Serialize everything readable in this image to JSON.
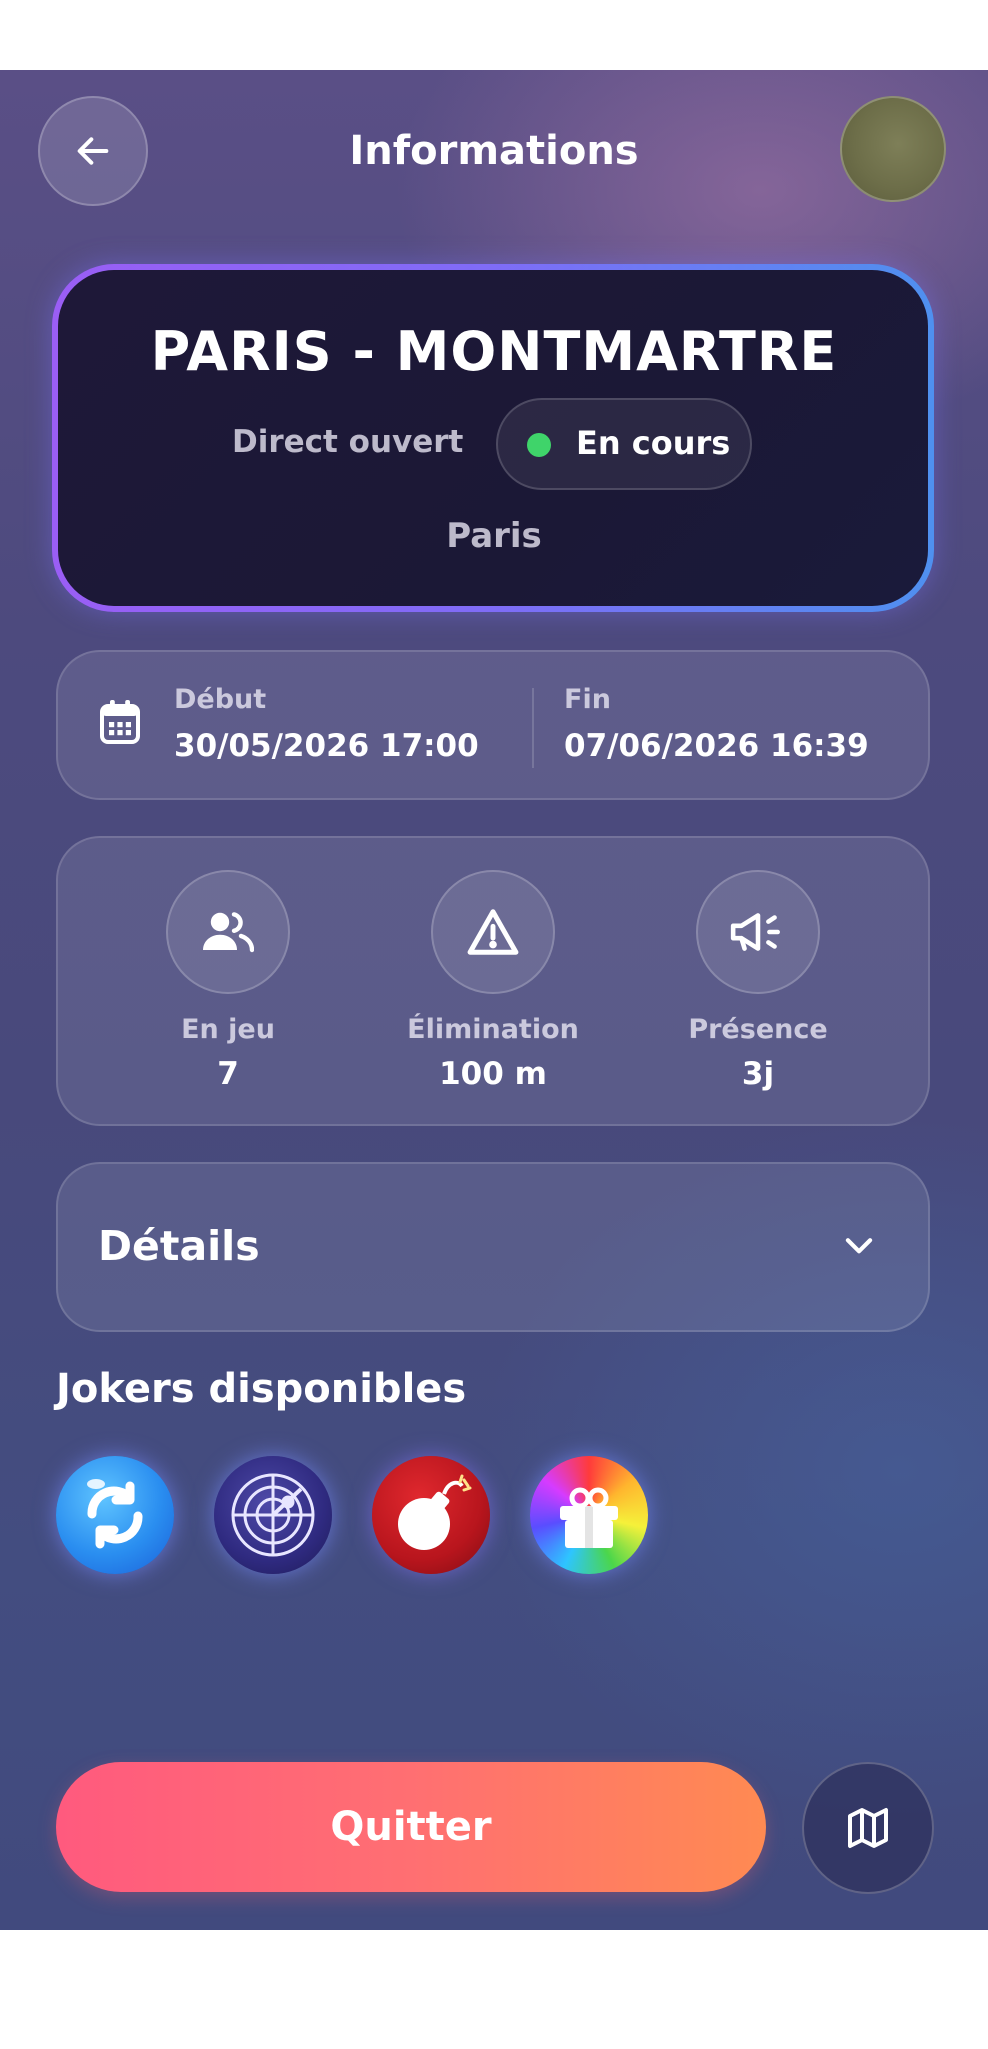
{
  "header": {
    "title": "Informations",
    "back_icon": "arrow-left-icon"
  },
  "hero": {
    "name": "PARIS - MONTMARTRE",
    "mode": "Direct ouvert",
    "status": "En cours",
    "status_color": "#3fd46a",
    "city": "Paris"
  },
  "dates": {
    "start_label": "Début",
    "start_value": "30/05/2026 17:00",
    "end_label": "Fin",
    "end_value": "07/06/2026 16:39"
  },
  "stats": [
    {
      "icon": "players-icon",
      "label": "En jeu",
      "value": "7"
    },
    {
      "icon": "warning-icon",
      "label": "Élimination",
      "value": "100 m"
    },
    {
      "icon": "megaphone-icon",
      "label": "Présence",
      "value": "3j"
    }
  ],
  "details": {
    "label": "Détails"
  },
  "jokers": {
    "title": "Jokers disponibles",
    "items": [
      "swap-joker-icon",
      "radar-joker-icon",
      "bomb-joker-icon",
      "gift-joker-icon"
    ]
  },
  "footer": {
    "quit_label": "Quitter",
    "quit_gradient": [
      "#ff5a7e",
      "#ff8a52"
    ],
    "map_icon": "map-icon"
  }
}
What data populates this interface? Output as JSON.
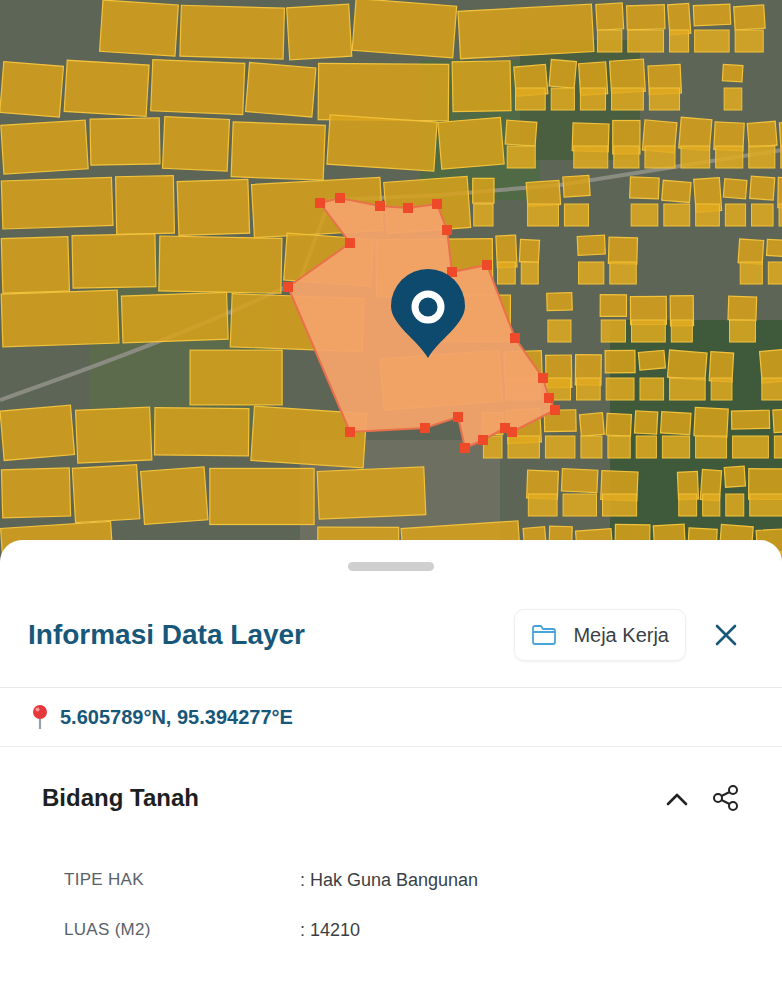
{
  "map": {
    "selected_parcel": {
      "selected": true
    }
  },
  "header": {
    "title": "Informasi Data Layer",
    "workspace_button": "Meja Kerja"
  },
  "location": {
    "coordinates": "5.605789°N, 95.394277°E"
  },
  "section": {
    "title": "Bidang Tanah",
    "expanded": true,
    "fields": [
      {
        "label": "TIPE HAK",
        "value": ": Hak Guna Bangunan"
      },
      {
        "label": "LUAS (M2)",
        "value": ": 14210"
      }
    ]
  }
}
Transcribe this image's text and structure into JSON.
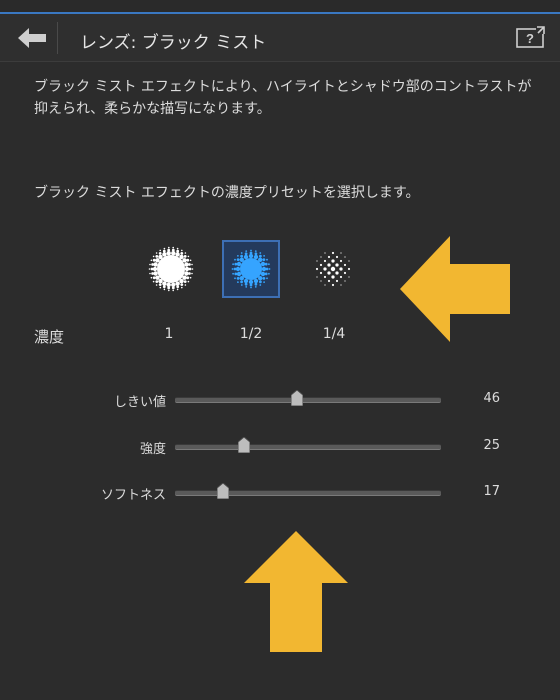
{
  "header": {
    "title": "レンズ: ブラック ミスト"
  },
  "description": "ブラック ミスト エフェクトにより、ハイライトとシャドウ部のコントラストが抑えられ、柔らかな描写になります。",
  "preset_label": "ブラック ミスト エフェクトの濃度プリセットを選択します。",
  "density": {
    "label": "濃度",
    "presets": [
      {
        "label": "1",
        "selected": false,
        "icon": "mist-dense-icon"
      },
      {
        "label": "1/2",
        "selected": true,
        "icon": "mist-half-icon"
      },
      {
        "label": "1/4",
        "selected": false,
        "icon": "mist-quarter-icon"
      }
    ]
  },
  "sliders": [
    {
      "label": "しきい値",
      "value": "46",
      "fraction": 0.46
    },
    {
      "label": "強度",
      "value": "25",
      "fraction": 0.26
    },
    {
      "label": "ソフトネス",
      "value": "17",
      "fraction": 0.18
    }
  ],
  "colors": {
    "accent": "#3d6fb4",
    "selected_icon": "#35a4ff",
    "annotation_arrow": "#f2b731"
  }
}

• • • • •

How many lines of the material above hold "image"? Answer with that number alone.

▶ [Task output]
2